  • The Legislature should examine further slowing the growth of school district property taxes by reducing the allowable growth percentage.
  • The Legislature should eliminate the property tax on intangible personal property.
  • The Legislature should provide tax relief on inventories taxed at the local level by reducing or eliminating the inventory tax.

Charge 3. Study Texas’ property tax appraisal system and make appropriate recommendations to improve the appraisal system. The study should include: Assessing the accuracy of appraised values and operational effectiveness of appraisal districts; Evaluating methods of selecting chief appraisers, appraisal review boards, and appraisal district directors; and evaluating existing appraisal protections for taxpayers and ease of taxpayer participation in the appraisal process.

  • The Committee should examine the effects of lowering the maximum statewide homestead exemption appraisal cap from the current 10%.
  • The Committee should monitor responses to the CPA’s ARB satisfaction survey and examine ways to increase survey responses and gather better information on how best to improve the process for taxpayers.

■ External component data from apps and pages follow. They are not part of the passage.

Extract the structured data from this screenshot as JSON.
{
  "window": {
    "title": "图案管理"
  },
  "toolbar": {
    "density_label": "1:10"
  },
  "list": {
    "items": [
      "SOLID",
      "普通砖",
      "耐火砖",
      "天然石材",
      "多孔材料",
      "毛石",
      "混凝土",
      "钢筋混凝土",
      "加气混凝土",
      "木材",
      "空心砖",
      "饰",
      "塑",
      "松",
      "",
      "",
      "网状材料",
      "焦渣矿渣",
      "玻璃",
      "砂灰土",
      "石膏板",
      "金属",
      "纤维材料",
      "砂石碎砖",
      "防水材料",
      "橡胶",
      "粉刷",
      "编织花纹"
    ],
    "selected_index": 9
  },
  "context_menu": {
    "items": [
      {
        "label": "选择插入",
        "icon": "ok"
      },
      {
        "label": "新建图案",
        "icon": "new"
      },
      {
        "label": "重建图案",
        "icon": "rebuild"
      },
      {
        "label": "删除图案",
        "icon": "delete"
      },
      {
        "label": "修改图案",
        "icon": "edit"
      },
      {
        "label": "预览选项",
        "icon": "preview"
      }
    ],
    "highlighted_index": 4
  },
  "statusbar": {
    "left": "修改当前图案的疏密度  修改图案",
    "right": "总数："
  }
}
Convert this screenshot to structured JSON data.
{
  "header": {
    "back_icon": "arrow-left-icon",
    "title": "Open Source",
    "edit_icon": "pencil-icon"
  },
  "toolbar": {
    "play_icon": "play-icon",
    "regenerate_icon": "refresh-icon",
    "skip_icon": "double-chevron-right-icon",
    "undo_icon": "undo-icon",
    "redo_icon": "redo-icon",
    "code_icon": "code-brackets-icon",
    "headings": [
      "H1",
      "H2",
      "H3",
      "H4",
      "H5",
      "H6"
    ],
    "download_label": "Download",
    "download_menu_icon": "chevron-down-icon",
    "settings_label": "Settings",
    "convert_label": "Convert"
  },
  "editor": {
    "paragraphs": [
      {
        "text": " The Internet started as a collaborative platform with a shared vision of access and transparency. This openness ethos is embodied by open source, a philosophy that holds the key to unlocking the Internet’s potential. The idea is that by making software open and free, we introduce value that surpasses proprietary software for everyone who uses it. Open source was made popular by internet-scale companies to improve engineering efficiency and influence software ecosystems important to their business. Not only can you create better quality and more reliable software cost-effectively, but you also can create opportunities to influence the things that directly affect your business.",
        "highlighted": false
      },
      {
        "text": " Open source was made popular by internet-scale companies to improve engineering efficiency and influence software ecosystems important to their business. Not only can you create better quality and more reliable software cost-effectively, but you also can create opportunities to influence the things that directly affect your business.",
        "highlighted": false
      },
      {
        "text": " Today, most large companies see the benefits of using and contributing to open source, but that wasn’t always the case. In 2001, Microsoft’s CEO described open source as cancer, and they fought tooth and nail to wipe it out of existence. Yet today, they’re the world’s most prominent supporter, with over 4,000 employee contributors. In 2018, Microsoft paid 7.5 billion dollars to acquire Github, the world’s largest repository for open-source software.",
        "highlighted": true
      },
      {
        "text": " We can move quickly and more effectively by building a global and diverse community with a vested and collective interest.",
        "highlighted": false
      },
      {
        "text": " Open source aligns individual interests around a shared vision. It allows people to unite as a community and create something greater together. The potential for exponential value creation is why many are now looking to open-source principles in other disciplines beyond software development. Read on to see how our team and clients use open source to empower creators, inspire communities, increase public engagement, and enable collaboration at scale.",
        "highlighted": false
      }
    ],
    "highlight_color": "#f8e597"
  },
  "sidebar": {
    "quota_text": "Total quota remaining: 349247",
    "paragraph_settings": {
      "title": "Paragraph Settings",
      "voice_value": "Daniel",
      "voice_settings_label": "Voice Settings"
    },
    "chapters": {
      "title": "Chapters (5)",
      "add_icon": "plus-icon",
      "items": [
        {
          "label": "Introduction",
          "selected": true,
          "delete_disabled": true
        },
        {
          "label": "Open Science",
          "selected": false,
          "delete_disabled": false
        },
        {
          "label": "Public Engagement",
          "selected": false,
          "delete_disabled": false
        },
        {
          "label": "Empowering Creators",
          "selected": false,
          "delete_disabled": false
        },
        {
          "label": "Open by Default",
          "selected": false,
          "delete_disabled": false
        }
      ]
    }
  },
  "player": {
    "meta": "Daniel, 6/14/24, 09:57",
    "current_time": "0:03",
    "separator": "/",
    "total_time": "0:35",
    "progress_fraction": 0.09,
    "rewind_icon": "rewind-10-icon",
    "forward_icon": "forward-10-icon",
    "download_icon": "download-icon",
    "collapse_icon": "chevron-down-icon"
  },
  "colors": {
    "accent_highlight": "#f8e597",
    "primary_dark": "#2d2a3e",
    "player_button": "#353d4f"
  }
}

Charge 4. Conduct a comprehensive review of the impact of not renewing Chapter 313, Tax Code. Evaluate tax incentives offered by other states and make recommendations for incentivizing manufacturers and other capital-intensive businesses to locate to Texas.

  • The Legislature should establish an economic development program that allows limited and temporary school district property tax discounts to incentivize manufacturers and other large-scale, capital-intensive businesses to relocate or expand operations in Texas. This program should prioritize overall economic impact, be transparent, involve all stakeholders, have enhanced audit requirements to ensure agreements comply with the statute, and be simple for applicants to navigate.
  • The Committee should evaluate and consider addressing outstanding applications for value limitation agreements under Chapter 313 that were timely filed but not reviewed by CPA and if addressed, find the proper mechanism to do so.

Charge 5. Evaluate the impact of shifting to destination sourcing for local sales and use tax purposes, including the benefits of reduced taxpayer confusion. Monitor the implementation of the Comptroller’s amendments to 34 Tx. Admin. Code §3.334, relating to local sales and use taxes, and the Comptroller’s Sales Tax Rate Locator. Make recommendations for legislation to improve Texas’ local sales and use tax sourcing.

  • The Legislature should require all sales to be sourced at the destination in the same manner as remote sales; marketplace sales; sales of natural gas and electricity; sales of mobile telecommunication services; sales of amusement services; sales of cable system services; sales of garbage or other solid waste collection or removal services; and sales of services to remodel, repair, or restore nonresidential real property. The Legislature should provide a sufficient transition period for businesses and consumers to prepare for the change. The Legislature should ensure that the transition period is sufficient for CPA to propose and adopt rules fully implementing the legislation.